Find each line below where the word "this" occurs, and copy it.

(Data excerpts)

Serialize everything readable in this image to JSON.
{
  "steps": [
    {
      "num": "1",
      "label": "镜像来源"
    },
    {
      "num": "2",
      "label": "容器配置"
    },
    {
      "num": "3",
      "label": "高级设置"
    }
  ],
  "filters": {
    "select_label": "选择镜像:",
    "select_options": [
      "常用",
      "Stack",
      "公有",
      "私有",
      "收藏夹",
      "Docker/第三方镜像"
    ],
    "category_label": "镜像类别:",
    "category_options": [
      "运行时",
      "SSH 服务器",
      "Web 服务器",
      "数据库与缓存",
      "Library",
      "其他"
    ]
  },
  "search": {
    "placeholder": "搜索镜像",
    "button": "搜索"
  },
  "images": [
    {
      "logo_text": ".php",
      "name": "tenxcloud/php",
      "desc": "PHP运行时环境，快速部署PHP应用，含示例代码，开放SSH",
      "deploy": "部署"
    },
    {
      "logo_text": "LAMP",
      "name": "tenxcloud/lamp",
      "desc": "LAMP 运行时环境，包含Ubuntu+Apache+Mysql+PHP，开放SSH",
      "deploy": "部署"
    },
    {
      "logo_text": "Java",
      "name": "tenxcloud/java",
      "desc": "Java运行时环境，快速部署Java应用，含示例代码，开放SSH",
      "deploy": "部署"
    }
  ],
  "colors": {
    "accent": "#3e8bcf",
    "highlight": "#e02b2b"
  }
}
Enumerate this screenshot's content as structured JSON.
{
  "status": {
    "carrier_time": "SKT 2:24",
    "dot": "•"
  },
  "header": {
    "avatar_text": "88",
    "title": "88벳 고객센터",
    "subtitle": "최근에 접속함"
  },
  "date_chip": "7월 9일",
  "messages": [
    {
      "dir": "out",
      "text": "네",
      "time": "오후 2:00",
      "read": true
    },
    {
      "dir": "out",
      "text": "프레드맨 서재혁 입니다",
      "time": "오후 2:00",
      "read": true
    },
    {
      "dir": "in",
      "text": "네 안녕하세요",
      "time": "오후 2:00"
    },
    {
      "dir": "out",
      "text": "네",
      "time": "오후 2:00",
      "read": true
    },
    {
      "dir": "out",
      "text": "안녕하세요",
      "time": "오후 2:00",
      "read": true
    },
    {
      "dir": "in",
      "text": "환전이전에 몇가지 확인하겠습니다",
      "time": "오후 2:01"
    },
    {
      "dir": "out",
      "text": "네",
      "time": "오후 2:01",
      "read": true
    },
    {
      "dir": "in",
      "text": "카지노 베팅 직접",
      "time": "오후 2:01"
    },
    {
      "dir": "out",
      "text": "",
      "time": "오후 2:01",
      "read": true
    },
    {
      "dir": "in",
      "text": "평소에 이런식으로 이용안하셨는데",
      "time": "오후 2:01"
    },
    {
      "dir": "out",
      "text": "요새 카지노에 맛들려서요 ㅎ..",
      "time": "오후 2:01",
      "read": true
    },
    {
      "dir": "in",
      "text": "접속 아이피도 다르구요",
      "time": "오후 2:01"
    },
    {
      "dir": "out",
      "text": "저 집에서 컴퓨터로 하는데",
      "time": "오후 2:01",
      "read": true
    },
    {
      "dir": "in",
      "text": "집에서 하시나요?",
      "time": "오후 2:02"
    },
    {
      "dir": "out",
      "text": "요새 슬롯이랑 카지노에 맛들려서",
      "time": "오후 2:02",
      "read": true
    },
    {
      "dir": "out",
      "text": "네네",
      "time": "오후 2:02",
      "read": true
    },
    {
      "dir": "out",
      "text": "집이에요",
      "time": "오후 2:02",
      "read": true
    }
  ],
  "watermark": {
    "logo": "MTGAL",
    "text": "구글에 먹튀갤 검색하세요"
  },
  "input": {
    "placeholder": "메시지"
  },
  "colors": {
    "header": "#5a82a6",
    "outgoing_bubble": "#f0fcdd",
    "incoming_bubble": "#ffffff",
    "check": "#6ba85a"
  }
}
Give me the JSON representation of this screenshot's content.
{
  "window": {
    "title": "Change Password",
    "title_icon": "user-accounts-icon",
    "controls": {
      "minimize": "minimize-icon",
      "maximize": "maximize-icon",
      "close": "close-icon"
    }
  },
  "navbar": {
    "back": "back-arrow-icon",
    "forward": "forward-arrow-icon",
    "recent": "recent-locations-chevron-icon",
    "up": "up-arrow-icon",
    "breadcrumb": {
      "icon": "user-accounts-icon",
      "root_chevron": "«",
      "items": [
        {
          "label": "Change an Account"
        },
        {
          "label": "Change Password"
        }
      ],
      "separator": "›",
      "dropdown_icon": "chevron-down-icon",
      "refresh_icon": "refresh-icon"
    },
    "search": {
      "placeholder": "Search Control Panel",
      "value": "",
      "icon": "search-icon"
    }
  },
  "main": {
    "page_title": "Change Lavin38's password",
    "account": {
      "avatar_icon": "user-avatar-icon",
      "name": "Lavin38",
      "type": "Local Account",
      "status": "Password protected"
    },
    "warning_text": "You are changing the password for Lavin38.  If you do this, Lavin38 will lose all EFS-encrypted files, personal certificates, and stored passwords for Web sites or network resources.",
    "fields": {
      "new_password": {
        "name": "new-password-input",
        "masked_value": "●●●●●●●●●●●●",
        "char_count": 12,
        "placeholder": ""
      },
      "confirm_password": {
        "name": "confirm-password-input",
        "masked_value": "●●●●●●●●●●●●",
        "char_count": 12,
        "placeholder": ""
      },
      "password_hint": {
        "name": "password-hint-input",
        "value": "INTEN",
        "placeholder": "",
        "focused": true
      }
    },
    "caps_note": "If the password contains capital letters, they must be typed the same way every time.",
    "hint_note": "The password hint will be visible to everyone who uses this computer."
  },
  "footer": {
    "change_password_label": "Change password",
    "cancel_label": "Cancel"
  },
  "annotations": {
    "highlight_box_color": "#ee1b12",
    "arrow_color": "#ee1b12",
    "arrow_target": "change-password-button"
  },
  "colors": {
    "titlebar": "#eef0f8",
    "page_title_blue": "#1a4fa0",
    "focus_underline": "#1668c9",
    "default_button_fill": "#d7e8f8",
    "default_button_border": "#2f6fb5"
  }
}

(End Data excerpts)
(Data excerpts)

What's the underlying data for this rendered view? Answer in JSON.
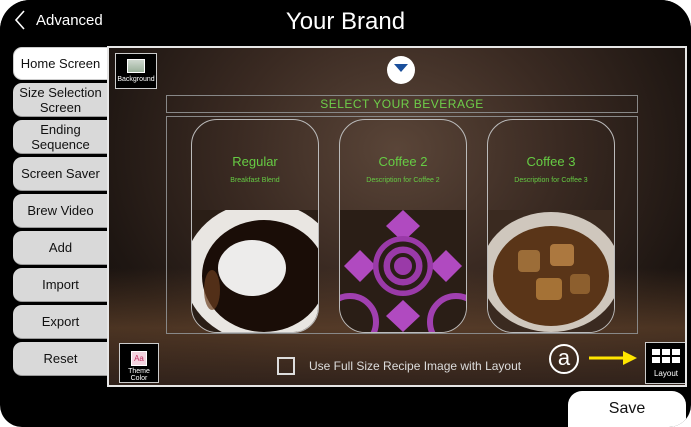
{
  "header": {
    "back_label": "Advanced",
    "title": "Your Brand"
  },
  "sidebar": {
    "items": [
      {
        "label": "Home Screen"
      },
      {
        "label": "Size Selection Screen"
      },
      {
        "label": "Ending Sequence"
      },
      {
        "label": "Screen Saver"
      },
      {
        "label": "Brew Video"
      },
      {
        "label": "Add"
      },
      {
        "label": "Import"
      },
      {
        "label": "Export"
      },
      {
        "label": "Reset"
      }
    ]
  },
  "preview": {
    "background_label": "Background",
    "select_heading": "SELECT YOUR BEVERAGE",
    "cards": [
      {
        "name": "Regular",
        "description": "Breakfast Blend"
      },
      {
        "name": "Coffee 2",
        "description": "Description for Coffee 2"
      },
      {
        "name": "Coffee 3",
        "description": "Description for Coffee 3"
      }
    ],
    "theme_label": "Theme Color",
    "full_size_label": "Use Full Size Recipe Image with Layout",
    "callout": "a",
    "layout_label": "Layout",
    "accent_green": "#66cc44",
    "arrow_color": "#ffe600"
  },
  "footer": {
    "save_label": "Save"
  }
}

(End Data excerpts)
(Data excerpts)

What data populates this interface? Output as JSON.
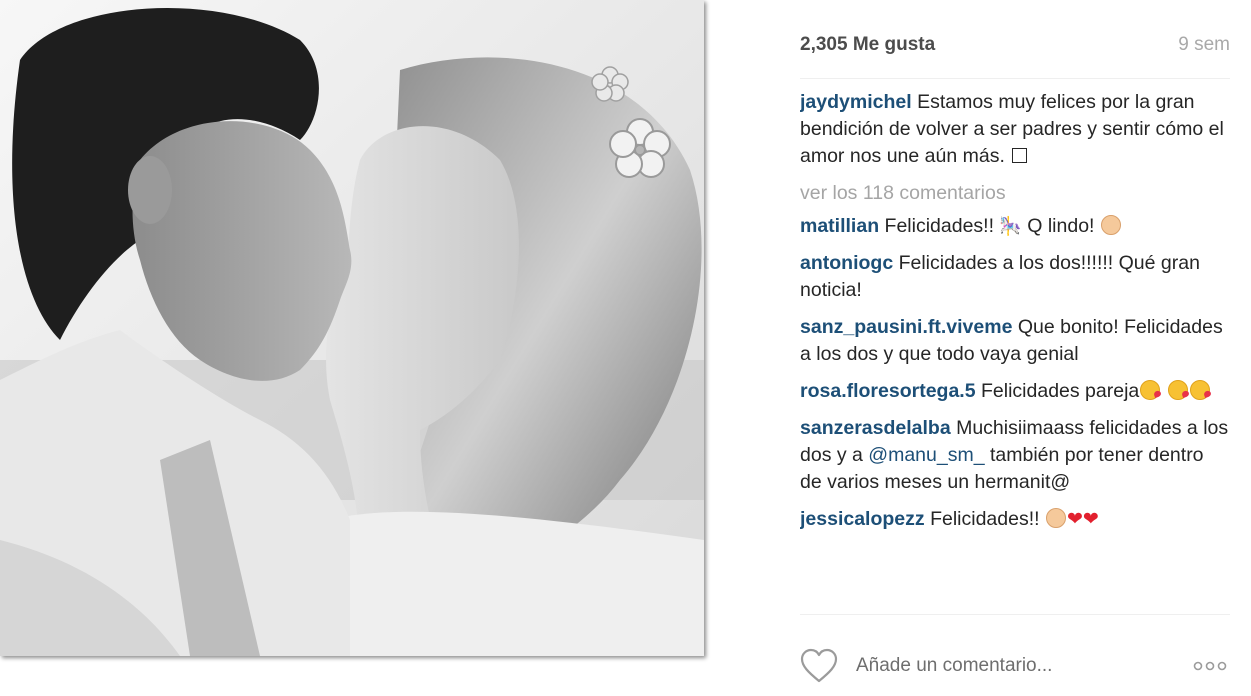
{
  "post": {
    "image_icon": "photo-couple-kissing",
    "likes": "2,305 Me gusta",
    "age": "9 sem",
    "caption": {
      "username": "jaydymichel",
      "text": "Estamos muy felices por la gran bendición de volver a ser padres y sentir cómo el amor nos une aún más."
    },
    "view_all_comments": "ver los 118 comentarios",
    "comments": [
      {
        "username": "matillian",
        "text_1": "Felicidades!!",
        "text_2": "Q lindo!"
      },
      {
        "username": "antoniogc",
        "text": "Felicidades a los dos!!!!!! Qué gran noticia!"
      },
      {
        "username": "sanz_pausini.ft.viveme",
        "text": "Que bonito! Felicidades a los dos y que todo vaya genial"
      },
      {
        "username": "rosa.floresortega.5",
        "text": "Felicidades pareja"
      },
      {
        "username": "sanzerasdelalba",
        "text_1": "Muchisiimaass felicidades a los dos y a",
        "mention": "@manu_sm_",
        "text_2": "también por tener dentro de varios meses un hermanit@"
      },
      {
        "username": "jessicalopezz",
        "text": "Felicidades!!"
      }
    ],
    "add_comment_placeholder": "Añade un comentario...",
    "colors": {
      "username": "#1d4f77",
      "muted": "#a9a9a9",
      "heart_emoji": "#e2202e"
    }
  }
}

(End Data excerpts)

- [Reply]
Serialize everything readable in this image to JSON.
Enumerate this screenshot's content as structured JSON.
Give me the JSON representation of this screenshot's content.
    "warning_text": "You are changing the password for Lavin38.  If you do this, Lavin38 will lose all EFS-encrypted files, personal certificates, and stored passwords for Web sites or network resources.",
    "hint_note": "The password hint will be visible to everyone who uses this computer."
What's the underlying data for this rendered view? Answer in JSON.
What data populates this interface? Output as JSON.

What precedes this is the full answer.